And while there will be multiple enemies, The Golem’s focus is singular, forcing you to shift targets one at a time. This makes combat take on a much more tactical feel. Threat triage becomes necessary as you must turn your back on other enemies to focus on taking down one. If you’re lucky you can catch some in a group with one of your bombs, or manage to switch quickly and interrupt a spellcasting reaper with a well placed throwing dagger. It’s effective for making combat seem fast and dangerous, especially when you need to formulate a plan with how to deal with groups of enemies on the fly.
Most stages consist of three waves, each featuring a different variation of opponents in both size and number. The variation helps to keep combat fresh, but by the time you’ve reached the third arena area, and unlocked the majority of your items, combat becomes less tactical and more rote. Movement is less about surviving and more about creatively grouping. You also begin to run into camera issues. When the camera is directly behind, as it is the majority of the time. When you are forced to quick switch between enemies though, especially when you kill one and the camera makes the switch on its own, it takes a moment to reorient, and has a habit of getting caught against walls and at odd angles depending on where you were when the kill was made.
Camera issues were especially troubling in the game’s boss battles, which is surprising considering those are one on one affairs. The bosses are large and powerful, and many are capable of combos that can easily relieve you of your life. Like all bosses, they do have a finite amount of moves, and given enough time, they’re broken down just like anything else.
During the course of that process though, SotS3 reveals two major flaws in it’s mechanics first idea. The first is load times. Death equals an immediate 45 seconds to 1 minute load time. I could deal with that, if combat remained fast and fluid. What happens though, in the midst of battle, are slow motion moments based off of hard hits delivered by your enemies. Getting hit by something like a boar’s charge sends you flying for a few seconds while you furiously mash on the circle button to recover. Getting hit by boss slows everything to a crawl, and while successful mashing results in a cool recover flip by the Golem, most will leave on you the floor reeling in slow motion.
Learning a boss fight looks more like a John Woo movie, except that instead of being able to immediately adjust your strategy, your thrown out of the flow of combat, left to watch the same flipping, landing, rolling and dying animations for 10-15 seconds at a time. It the antithesis of this time of hard, learned combat, and by the final boss fight, I was audibly groaning every time I got hit. Should I be knocked down everytime I get hit? Yes. Should that punishment force me to better my game? Absolutely. Should I spend more time watching the aftermath of a blow, or be using that time to get back into the fray, applying what I’ve learned? Most assuredly the latter, and yet this is not the result.
SotS3 also offers a pure arena mode, offering different levels of difficulty in a simple gladiator like space.
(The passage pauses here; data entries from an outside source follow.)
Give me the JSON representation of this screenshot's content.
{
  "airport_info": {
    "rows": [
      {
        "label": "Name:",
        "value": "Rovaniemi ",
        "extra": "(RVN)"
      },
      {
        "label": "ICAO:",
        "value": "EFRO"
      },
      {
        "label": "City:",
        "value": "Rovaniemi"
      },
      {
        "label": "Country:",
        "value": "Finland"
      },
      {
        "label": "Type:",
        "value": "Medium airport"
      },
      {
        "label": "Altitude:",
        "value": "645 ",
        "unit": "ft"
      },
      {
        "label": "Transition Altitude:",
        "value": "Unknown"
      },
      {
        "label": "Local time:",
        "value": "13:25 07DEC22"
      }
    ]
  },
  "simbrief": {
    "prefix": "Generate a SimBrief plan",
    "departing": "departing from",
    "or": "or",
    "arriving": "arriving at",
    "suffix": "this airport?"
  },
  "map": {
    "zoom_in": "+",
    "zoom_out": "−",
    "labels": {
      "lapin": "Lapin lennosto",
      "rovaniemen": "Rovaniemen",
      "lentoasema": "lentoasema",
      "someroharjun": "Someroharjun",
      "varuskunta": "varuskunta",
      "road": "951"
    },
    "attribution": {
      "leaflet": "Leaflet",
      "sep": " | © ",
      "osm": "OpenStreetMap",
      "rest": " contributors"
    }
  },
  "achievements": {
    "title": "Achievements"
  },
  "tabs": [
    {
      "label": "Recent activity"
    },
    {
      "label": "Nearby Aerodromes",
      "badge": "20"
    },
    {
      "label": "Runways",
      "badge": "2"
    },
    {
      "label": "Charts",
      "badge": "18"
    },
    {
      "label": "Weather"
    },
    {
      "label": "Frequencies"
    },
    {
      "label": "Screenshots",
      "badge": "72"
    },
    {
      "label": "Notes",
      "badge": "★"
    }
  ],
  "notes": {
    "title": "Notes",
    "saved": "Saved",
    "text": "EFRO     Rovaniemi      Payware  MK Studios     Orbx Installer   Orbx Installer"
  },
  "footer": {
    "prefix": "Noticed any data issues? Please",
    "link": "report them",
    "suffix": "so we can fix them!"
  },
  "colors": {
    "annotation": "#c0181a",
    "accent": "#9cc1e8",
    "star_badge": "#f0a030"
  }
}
Enemies come in waves, and points are dolled out based on success. Based on the difficulty selected, waves get dramatically harder. Do not be surprised to see pairs of boss enemies show up at once. Because of the simplicity of the arena, the camera issues are not as pronounced, though you will still have to deal with the ridiculous slow-mo hit reactions.
It’s never bad to reach for the stars. It’s the only way you succeed. And much like the lessons Ivent Games hopes you learn while playing their game, I hope subsequent projects from this team eliminate the small, yet serious issues presented. Strength of the Sword 3 shows incredible promise, and goes a long way towards meeting it. It’s almost there.